things isn't hard, this isn't a public API or anything :-)
> > > + if ((addr_mask & quad_flags) == RELOAD_REG_OFFSET
> > > + && ((rc == RELOAD_REG_GPR && msize >= 8 && TARGET_POWERPC64)
> > > + || (rc == RELOAD_REG_VMX)))
> > > + addr_mask |= RELOAD_REG_DS_OFFSET;
> > > +
> > > reg_addr[m].addr_mask[rc] = addr_mask;
> > > - any_addr_mask |= addr_mask;
> > > + any_addr_mask |= (addr_mask & ~RELOAD_REG_AND_M16);
> > Why do you need this last line? Why was that flag set at all? What does
> > "any mask" mean if it is not?
> The flag is set to say this register class allows the funky (reg + reg) & -16
> addressing used with the original Altivec instructions.
No, I understand that, but why was it set in some individual mask if you
need to clean it in the "any" mask?
> > > @@ -10770,11 +10855,10 @@ rs6000_secondary_reload_memory (rtx addr
> > > & ~RELOAD_REG_AND_M16);
> > >
> > > /* If the register allocator hasn't made up its mind yet on the register
> > > - class to use, settle on defaults to use. */
> > > + class to use, use the default address mask bits. */
> > > else if (rclass == NO_REGS)
> > And this *does* mean register class.
> No, in the context of the code, it means reload register class.
rclass is a register class. NO_REGS is a register class. "rc" isn't.
> The whole
> point is to reduce all of the normal register classes just to the 3 hardware
> register types.
Yes, so don't call it register class. Don't use the same word for two
different things, esp. when one is used all over the place already.
> > I think this would all be much simpler with just a few lines of code instead
> > of all these tables, fwiw.
That's the core of most of this. All this precomputation is indirection
that makes things really hard to understand.
And a lot of the more problematic code is the *older* code. If you improve
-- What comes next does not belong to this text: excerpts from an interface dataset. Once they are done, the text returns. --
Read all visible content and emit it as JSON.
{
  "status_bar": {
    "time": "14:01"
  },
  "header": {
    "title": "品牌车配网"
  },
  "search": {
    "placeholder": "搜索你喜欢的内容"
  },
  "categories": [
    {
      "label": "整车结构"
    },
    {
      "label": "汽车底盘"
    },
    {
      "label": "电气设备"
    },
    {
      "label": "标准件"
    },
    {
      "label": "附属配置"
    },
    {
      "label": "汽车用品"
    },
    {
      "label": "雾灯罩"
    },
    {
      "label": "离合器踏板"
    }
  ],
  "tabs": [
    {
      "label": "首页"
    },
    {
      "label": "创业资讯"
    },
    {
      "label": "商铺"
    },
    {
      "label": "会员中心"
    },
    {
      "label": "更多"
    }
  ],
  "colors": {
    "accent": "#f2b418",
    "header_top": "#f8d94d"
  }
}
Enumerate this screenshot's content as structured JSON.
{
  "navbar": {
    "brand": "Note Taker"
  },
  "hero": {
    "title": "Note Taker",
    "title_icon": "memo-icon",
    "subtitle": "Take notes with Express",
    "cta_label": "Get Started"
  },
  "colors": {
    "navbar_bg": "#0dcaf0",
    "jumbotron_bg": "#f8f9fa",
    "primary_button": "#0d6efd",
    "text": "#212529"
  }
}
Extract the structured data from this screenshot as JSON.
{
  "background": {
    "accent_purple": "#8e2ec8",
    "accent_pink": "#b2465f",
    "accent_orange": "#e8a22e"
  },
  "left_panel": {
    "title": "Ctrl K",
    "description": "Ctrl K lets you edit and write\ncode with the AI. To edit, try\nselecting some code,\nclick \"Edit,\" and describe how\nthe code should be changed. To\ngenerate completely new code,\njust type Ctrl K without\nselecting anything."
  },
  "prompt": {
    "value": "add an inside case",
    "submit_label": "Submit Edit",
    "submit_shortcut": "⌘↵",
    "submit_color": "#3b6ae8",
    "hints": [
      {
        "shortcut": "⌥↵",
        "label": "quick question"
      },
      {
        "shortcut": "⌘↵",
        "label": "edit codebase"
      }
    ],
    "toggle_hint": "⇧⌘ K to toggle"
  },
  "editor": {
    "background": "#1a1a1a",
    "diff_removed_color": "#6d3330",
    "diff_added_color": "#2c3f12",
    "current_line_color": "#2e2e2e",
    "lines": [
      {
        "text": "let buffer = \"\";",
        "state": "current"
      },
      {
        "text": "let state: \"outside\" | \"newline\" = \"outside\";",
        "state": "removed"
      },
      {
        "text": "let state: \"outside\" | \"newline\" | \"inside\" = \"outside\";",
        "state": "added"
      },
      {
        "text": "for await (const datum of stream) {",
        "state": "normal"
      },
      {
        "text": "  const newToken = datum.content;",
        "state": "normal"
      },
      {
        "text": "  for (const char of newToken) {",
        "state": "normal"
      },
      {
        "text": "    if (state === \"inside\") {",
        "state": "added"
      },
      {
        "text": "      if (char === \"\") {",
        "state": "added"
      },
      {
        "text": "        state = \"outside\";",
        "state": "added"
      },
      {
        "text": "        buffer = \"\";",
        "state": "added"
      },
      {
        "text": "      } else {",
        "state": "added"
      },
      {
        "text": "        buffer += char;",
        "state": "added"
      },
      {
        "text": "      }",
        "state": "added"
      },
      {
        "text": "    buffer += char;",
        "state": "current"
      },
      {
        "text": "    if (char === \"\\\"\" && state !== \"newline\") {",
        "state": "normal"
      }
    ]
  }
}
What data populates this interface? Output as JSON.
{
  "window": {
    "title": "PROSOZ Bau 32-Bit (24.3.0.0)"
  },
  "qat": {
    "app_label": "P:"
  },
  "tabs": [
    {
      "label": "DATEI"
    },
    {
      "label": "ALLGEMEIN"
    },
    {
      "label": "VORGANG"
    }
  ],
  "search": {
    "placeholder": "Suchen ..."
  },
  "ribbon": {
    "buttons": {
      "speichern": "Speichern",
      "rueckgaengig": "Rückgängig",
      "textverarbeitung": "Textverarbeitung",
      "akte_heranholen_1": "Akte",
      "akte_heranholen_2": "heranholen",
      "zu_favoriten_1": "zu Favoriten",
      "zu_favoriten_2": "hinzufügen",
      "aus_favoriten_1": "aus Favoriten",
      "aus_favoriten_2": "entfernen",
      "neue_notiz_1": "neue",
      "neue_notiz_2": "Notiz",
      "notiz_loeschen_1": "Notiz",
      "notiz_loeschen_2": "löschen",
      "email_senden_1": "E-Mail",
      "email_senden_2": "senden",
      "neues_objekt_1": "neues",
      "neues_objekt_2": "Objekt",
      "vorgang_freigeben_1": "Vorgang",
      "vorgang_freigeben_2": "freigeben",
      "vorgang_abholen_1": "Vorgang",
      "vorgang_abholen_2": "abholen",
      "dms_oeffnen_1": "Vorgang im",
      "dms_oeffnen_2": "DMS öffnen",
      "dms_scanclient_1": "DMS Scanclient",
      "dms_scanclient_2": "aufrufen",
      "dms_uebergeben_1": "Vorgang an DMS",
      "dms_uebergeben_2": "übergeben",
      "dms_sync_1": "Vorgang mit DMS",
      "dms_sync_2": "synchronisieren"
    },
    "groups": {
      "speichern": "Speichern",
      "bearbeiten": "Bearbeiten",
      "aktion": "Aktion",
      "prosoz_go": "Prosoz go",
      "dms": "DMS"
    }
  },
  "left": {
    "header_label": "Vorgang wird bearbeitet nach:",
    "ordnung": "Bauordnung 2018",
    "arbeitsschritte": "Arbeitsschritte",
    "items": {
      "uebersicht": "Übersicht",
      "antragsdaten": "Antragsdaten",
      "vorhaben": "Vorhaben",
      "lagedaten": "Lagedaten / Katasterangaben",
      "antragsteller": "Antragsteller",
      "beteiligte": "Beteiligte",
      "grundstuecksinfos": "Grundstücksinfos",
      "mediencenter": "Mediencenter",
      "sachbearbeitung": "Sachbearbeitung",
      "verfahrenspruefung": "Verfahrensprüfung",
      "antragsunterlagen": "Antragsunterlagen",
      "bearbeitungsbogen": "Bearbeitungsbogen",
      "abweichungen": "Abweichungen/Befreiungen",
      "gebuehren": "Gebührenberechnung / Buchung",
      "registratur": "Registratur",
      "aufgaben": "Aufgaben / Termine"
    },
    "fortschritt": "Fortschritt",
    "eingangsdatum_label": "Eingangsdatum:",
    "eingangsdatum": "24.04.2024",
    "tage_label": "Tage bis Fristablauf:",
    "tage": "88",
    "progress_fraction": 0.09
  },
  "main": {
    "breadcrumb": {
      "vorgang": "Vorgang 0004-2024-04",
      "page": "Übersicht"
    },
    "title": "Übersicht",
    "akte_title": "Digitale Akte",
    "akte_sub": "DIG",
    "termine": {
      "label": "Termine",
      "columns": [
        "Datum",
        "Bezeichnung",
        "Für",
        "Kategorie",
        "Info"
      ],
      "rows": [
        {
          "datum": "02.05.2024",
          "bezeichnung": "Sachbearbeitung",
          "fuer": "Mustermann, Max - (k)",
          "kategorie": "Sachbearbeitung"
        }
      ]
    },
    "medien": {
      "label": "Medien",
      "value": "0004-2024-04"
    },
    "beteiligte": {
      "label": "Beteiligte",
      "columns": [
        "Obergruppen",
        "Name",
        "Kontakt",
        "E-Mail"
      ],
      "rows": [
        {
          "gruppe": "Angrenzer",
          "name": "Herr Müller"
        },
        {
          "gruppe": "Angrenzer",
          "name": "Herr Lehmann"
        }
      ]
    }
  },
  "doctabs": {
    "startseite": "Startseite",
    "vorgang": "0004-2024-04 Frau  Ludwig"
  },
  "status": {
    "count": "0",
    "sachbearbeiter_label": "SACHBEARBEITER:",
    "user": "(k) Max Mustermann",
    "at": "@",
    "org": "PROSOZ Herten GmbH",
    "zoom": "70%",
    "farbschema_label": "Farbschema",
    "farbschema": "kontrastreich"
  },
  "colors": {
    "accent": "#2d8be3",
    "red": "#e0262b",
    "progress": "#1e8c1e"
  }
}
that first -- *first*, that is what the earlier patches in a series are
for -- then this all will be much much easier to read and understand and
review and comment on and accept.
> > > +;; Load up a pc-relative address. Print_operand_address will append a @pcrel
> > > +;; to the symbol or label.
> > > +(define_insn "pcrel_local_addr"
> > This isn't used anywhere? Not by name, that is?
> Yes it is used in rs6000_emit_move.
Not in this patch though?
> > > + [(set (match_operand:DI 0 "gpc_reg_operand" "=b*r")
> > > + (match_operand:DI 1 "pcrel_local_address"))]
> > > + "TARGET_PCREL"
> > > + "pla %0,%a1"
> > > + [(set_attr "length" "12")])
> > I wonder if that whole "b*r" thing is useful at all these days, btw.
You mean it is useful? Or you question it too?
> > This patch changes a whole bunch of things. You probably can split it
> > into smaller, self-contained pieces.
> Not really, but I will try. However, then of course you have the issue that a
> particular patch creates a function that isn't used for a few patches, and you
> have to look at several patches all at once.
No, not if you divide things properly. You *never* need to introduce more
than one thing at once, if they all are unused!
Multiple concepts in one patch is a LOT of work to review. It is MUCH
less work to review 50 focused patches than to review just 5 doing the
same, even if those 50 make up twice as many lines of patch total.